[[ DATA SUPPLIED, beginning ]]

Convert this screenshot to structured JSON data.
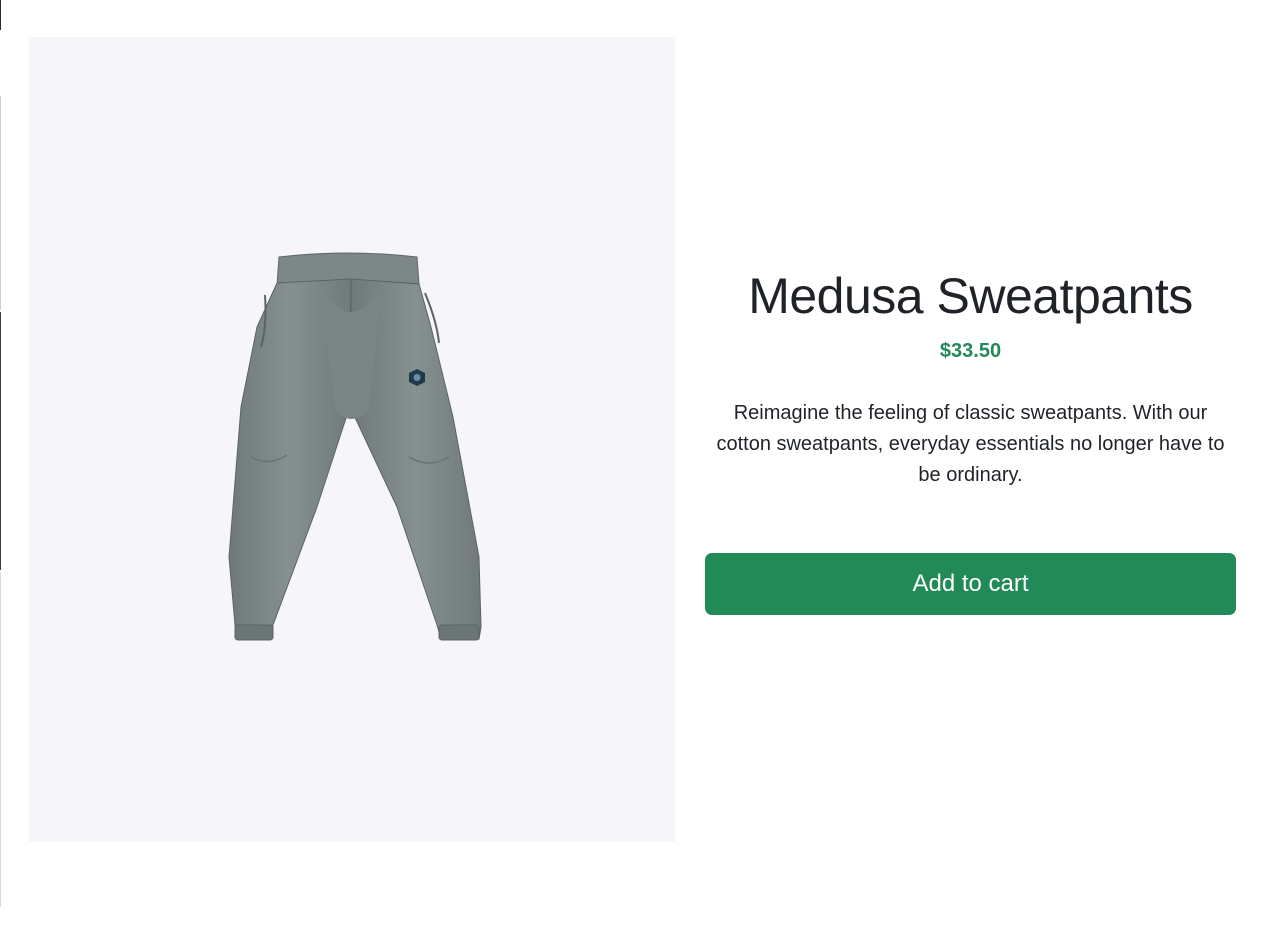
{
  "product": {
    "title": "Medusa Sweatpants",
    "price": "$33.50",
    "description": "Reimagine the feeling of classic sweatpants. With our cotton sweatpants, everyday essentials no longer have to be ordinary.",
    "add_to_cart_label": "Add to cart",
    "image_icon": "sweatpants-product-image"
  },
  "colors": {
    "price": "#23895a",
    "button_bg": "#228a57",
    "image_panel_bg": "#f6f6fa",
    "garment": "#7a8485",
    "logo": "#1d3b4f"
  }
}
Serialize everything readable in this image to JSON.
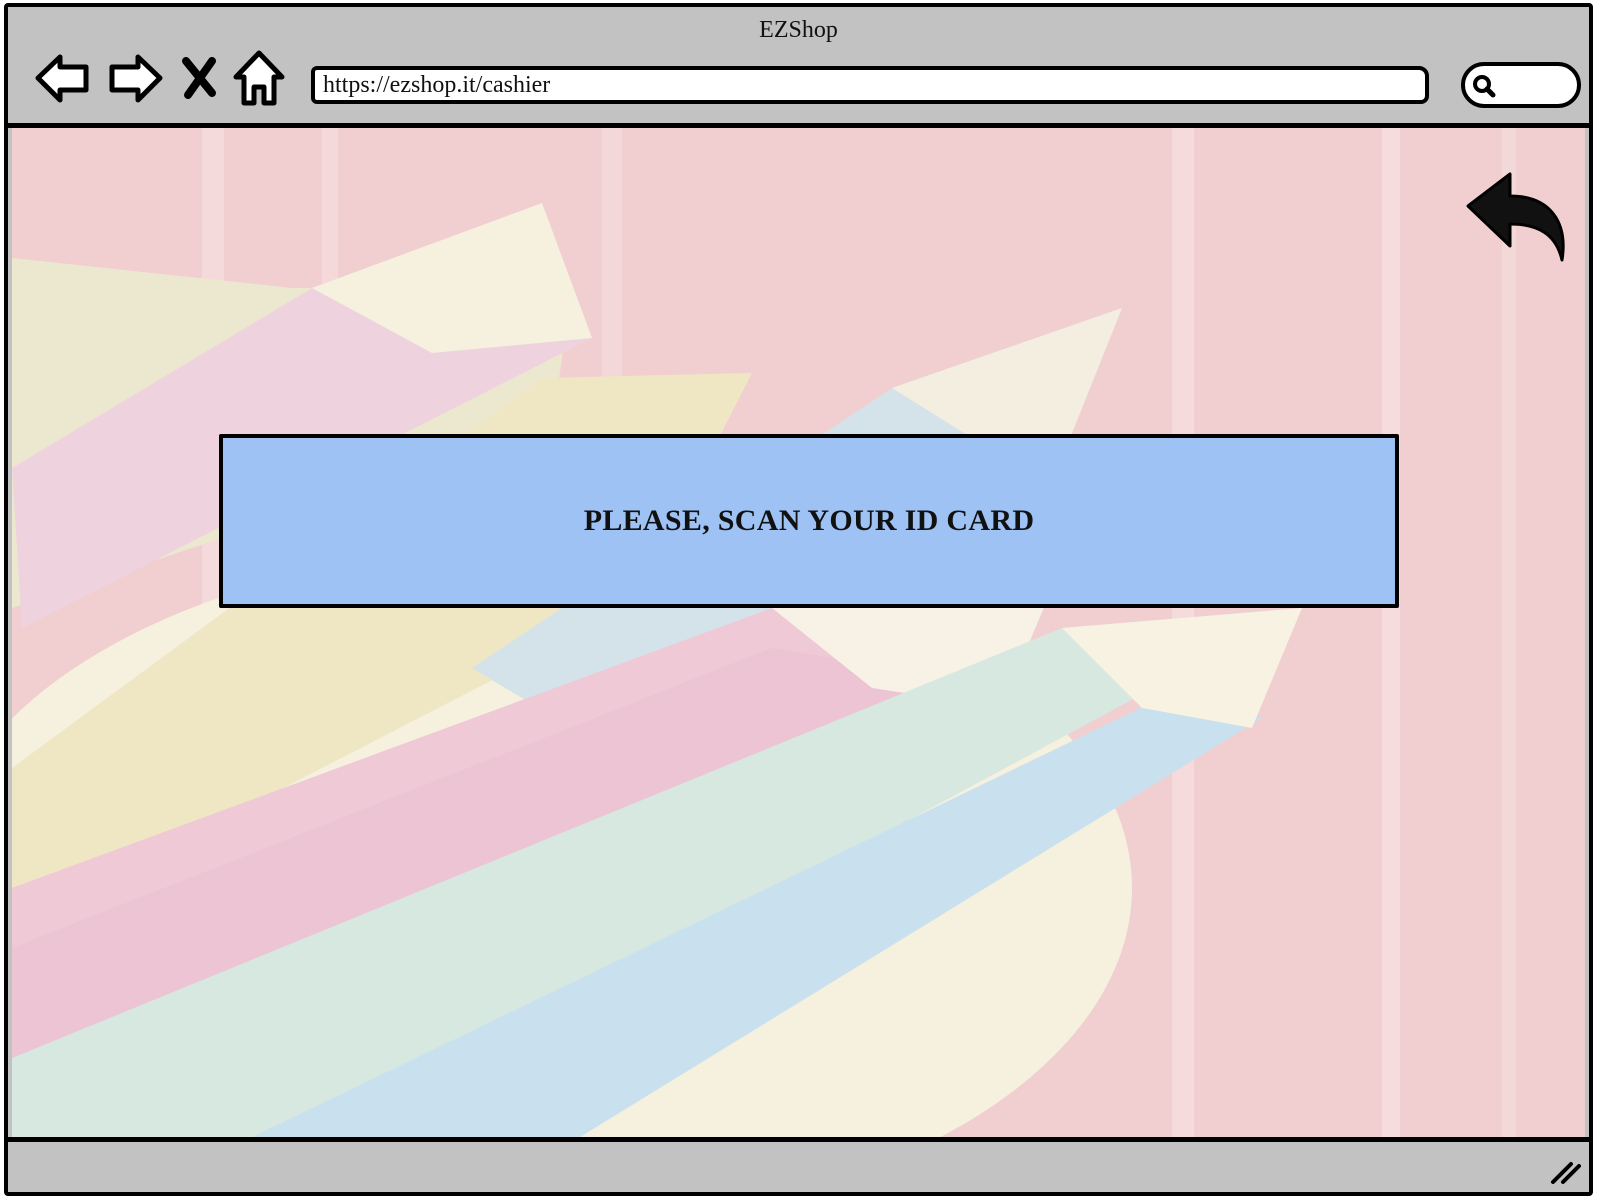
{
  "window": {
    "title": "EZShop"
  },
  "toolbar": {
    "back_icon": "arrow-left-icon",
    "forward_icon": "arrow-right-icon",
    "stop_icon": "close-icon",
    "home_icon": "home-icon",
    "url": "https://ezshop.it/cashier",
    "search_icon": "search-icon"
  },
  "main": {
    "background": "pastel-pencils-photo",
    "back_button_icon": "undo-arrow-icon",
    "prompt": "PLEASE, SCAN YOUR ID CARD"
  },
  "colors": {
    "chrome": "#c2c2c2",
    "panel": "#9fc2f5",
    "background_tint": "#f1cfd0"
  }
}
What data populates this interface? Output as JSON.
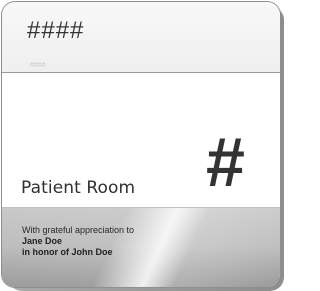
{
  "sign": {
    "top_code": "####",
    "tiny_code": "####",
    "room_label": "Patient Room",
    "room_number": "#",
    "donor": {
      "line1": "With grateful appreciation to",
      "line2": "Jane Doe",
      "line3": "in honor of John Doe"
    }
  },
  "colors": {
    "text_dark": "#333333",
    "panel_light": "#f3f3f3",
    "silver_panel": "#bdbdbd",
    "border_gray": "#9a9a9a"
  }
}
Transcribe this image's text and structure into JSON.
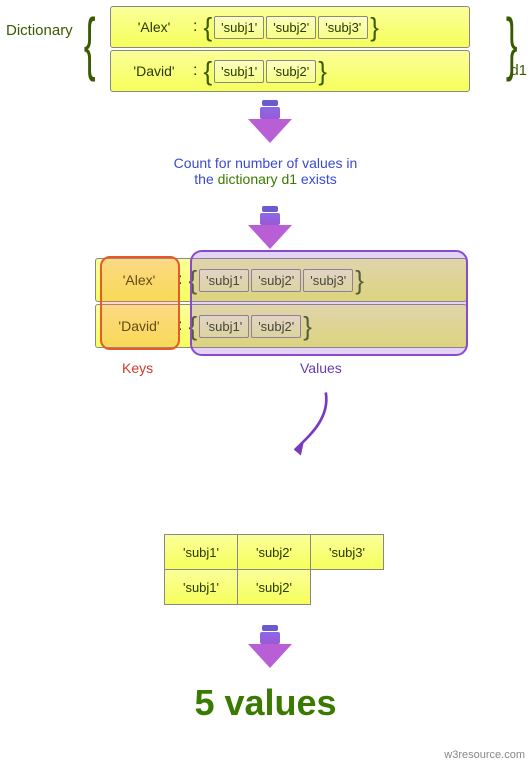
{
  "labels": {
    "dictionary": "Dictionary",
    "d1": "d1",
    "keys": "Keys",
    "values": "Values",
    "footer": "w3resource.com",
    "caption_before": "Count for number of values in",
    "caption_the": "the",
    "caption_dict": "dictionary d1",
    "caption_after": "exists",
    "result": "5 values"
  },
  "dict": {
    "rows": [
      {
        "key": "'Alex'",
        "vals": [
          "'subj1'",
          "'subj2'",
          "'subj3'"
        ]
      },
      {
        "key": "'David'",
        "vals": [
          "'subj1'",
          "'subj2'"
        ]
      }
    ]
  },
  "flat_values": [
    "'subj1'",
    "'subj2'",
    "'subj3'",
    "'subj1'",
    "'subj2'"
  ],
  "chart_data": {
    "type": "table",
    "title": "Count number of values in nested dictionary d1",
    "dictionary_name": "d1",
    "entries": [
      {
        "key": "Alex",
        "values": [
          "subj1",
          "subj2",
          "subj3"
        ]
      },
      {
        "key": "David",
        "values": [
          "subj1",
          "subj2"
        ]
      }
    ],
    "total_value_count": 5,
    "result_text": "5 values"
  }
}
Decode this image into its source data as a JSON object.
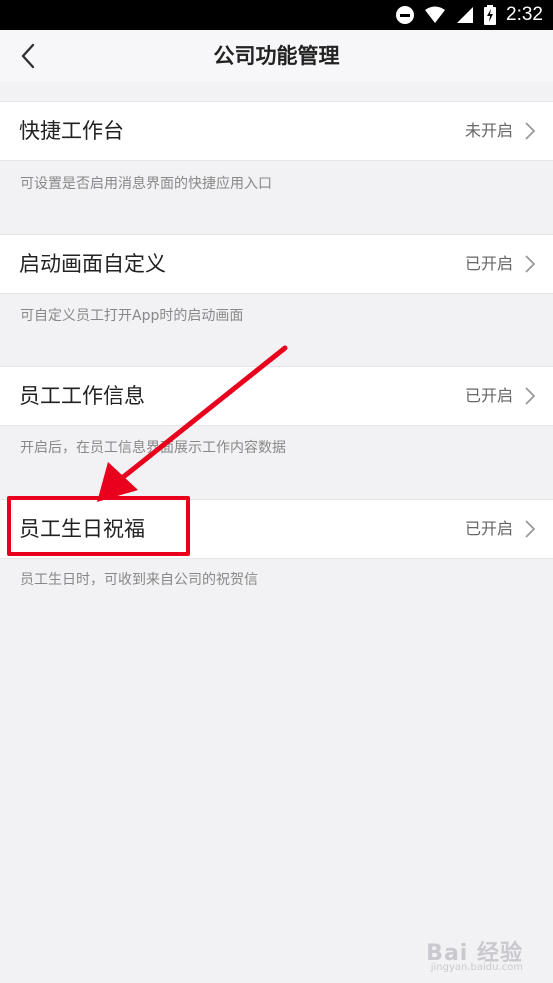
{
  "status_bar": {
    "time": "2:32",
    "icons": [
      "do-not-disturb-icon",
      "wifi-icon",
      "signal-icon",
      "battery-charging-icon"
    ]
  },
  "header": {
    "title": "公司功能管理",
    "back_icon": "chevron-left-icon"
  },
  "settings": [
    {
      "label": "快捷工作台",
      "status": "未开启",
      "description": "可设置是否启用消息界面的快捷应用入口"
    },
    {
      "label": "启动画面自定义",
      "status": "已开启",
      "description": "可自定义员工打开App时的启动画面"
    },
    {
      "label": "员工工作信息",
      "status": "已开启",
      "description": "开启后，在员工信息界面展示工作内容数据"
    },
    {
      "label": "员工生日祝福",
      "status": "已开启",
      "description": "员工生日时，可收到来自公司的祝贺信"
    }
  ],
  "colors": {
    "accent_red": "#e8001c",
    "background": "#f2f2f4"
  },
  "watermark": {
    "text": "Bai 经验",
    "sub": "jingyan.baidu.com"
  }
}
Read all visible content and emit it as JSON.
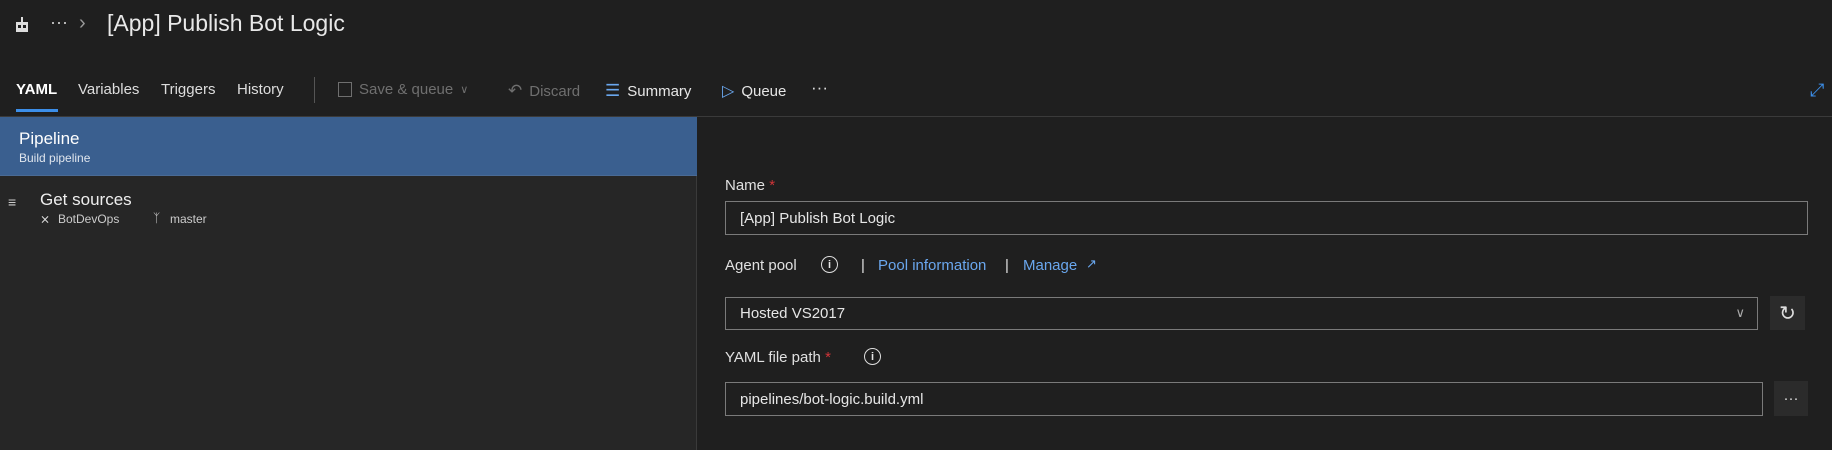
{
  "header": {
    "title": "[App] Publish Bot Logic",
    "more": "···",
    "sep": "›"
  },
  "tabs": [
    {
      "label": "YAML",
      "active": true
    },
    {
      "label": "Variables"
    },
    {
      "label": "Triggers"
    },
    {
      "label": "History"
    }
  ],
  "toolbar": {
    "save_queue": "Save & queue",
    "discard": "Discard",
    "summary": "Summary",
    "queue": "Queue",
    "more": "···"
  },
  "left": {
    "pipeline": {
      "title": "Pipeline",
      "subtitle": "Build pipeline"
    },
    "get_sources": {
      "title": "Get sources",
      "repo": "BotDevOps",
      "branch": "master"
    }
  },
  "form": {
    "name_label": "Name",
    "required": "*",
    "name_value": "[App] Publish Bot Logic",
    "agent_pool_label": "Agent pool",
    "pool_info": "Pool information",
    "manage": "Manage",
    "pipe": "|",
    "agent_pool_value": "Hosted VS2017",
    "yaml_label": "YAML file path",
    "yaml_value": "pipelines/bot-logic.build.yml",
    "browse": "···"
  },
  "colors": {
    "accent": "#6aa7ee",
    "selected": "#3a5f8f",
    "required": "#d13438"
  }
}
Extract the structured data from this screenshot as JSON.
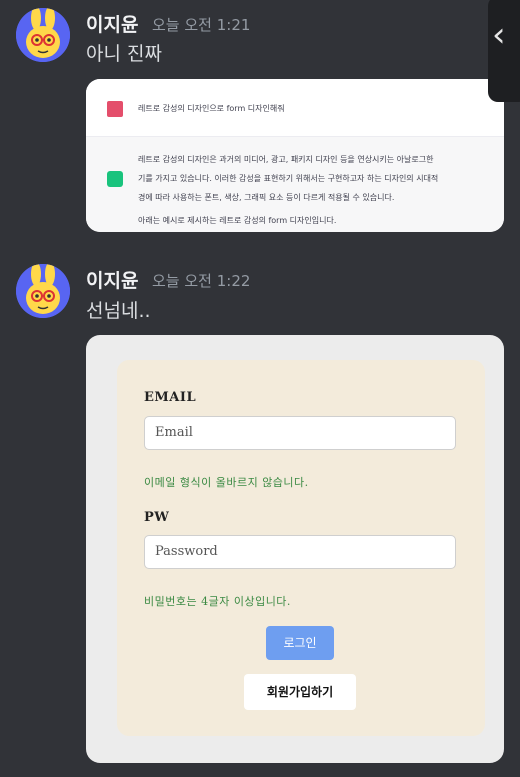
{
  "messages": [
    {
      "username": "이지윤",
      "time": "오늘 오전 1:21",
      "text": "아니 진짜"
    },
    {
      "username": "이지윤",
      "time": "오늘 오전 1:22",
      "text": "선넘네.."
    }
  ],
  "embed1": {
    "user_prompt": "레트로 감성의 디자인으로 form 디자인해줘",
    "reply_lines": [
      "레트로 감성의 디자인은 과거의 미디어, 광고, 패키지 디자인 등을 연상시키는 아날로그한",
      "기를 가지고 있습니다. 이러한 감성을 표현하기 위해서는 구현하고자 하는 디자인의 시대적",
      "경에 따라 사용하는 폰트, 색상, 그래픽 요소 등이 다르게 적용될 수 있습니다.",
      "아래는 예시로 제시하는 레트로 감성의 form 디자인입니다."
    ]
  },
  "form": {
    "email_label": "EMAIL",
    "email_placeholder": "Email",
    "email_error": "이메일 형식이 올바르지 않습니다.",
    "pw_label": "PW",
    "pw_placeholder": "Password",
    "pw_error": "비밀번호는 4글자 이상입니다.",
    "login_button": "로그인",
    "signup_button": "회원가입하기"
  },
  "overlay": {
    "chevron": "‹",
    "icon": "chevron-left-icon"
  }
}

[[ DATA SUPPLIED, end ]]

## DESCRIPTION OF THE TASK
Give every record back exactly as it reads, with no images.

## EXPECTED OUTPUT
Convert this screenshot to structured JSON data.
{
  "product": {
    "title": "Medusa Sweatpants",
    "price": "$33.50",
    "description": "Reimagine the feeling of classic sweatpants. With our cotton sweatpants, everyday essentials no longer have to be ordinary.",
    "add_to_cart_label": "Add to cart",
    "image_icon": "sweatpants-product-image"
  },
  "colors": {
    "price": "#23895a",
    "button_bg": "#228a57",
    "image_panel_bg": "#f6f6fa",
    "garment": "#7a8485",
    "logo": "#1d3b4f"
  }
}
Serialize everything readable in this image to JSON.
{
  "window": {
    "title": "EZShop"
  },
  "toolbar": {
    "back_icon": "arrow-left-icon",
    "forward_icon": "arrow-right-icon",
    "stop_icon": "close-icon",
    "home_icon": "home-icon",
    "url": "https://ezshop.it/cashier",
    "search_icon": "search-icon"
  },
  "main": {
    "background": "pastel-pencils-photo",
    "back_button_icon": "undo-arrow-icon",
    "prompt": "PLEASE, SCAN YOUR ID CARD"
  },
  "colors": {
    "chrome": "#c2c2c2",
    "panel": "#9fc2f5",
    "background_tint": "#f1cfd0"
  }
}
What data populates this interface? Output as JSON.
{
  "sign": {
    "top_code": "####",
    "tiny_code": "####",
    "room_label": "Patient Room",
    "room_number": "#",
    "donor": {
      "line1": "With grateful appreciation to",
      "line2": "Jane Doe",
      "line3": "in honor of John Doe"
    }
  },
  "colors": {
    "text_dark": "#333333",
    "panel_light": "#f3f3f3",
    "silver_panel": "#bdbdbd",
    "border_gray": "#9a9a9a"
  }
}
Transcribe this image's text and structure into JSON.
{
  "labels": {
    "dictionary": "Dictionary",
    "d1": "d1",
    "keys": "Keys",
    "values": "Values",
    "footer": "w3resource.com",
    "caption_before": "Count for number of values in",
    "caption_the": "the",
    "caption_dict": "dictionary d1",
    "caption_after": "exists",
    "result": "5 values"
  },
  "dict": {
    "rows": [
      {
        "key": "'Alex'",
        "vals": [
          "'subj1'",
          "'subj2'",
          "'subj3'"
        ]
      },
      {
        "key": "'David'",
        "vals": [
          "'subj1'",
          "'subj2'"
        ]
      }
    ]
  },
  "flat_values": [
    "'subj1'",
    "'subj2'",
    "'subj3'",
    "'subj1'",
    "'subj2'"
  ],
  "chart_data": {
    "type": "table",
    "title": "Count number of values in nested dictionary d1",
    "dictionary_name": "d1",
    "entries": [
      {
        "key": "Alex",
        "values": [
          "subj1",
          "subj2",
          "subj3"
        ]
      },
      {
        "key": "David",
        "values": [
          "subj1",
          "subj2"
        ]
      }
    ],
    "total_value_count": 5,
    "result_text": "5 values"
  }
}
Decode this image into its source data as a JSON object.
{
  "status_bar": {
    "time": "2:32",
    "icons": [
      "do-not-disturb-icon",
      "wifi-icon",
      "signal-icon",
      "battery-charging-icon"
    ]
  },
  "header": {
    "title": "公司功能管理",
    "back_icon": "chevron-left-icon"
  },
  "settings": [
    {
      "label": "快捷工作台",
      "status": "未开启",
      "description": "可设置是否启用消息界面的快捷应用入口"
    },
    {
      "label": "启动画面自定义",
      "status": "已开启",
      "description": "可自定义员工打开App时的启动画面"
    },
    {
      "label": "员工工作信息",
      "status": "已开启",
      "description": "开启后，在员工信息界面展示工作内容数据"
    },
    {
      "label": "员工生日祝福",
      "status": "已开启",
      "description": "员工生日时，可收到来自公司的祝贺信"
    }
  ],
  "colors": {
    "accent_red": "#e8001c",
    "background": "#f2f2f4"
  },
  "watermark": {
    "text": "Bai 经验",
    "sub": "jingyan.baidu.com"
  }
}
Read all visible content and emit it as JSON.
{
  "header": {
    "title": "[App] Publish Bot Logic",
    "more": "···",
    "sep": "›"
  },
  "tabs": [
    {
      "label": "YAML",
      "active": true
    },
    {
      "label": "Variables"
    },
    {
      "label": "Triggers"
    },
    {
      "label": "History"
    }
  ],
  "toolbar": {
    "save_queue": "Save & queue",
    "discard": "Discard",
    "summary": "Summary",
    "queue": "Queue",
    "more": "···"
  },
  "left": {
    "pipeline": {
      "title": "Pipeline",
      "subtitle": "Build pipeline"
    },
    "get_sources": {
      "title": "Get sources",
      "repo": "BotDevOps",
      "branch": "master"
    }
  },
  "form": {
    "name_label": "Name",
    "required": "*",
    "name_value": "[App] Publish Bot Logic",
    "agent_pool_label": "Agent pool",
    "pool_info": "Pool information",
    "manage": "Manage",
    "pipe": "|",
    "agent_pool_value": "Hosted VS2017",
    "yaml_label": "YAML file path",
    "yaml_value": "pipelines/bot-logic.build.yml",
    "browse": "···"
  },
  "colors": {
    "accent": "#6aa7ee",
    "selected": "#3a5f8f",
    "required": "#d13438"
  }
}
Extract the structured data from this screenshot as JSON.
{
  "messages": [
    {
      "username": "이지윤",
      "time": "오늘 오전 1:21",
      "text": "아니 진짜"
    },
    {
      "username": "이지윤",
      "time": "오늘 오전 1:22",
      "text": "선넘네.."
    }
  ],
  "embed1": {
    "user_prompt": "레트로 감성의 디자인으로 form 디자인해줘",
    "reply_lines": [
      "레트로 감성의 디자인은 과거의 미디어, 광고, 패키지 디자인 등을 연상시키는 아날로그한",
      "기를 가지고 있습니다. 이러한 감성을 표현하기 위해서는 구현하고자 하는 디자인의 시대적",
      "경에 따라 사용하는 폰트, 색상, 그래픽 요소 등이 다르게 적용될 수 있습니다.",
      "아래는 예시로 제시하는 레트로 감성의 form 디자인입니다."
    ]
  },
  "form": {
    "email_label": "EMAIL",
    "email_placeholder": "Email",
    "email_error": "이메일 형식이 올바르지 않습니다.",
    "pw_label": "PW",
    "pw_placeholder": "Password",
    "pw_error": "비밀번호는 4글자 이상입니다.",
    "login_button": "로그인",
    "signup_button": "회원가입하기"
  },
  "overlay": {
    "chevron": "‹",
    "icon": "chevron-left-icon"
  }
}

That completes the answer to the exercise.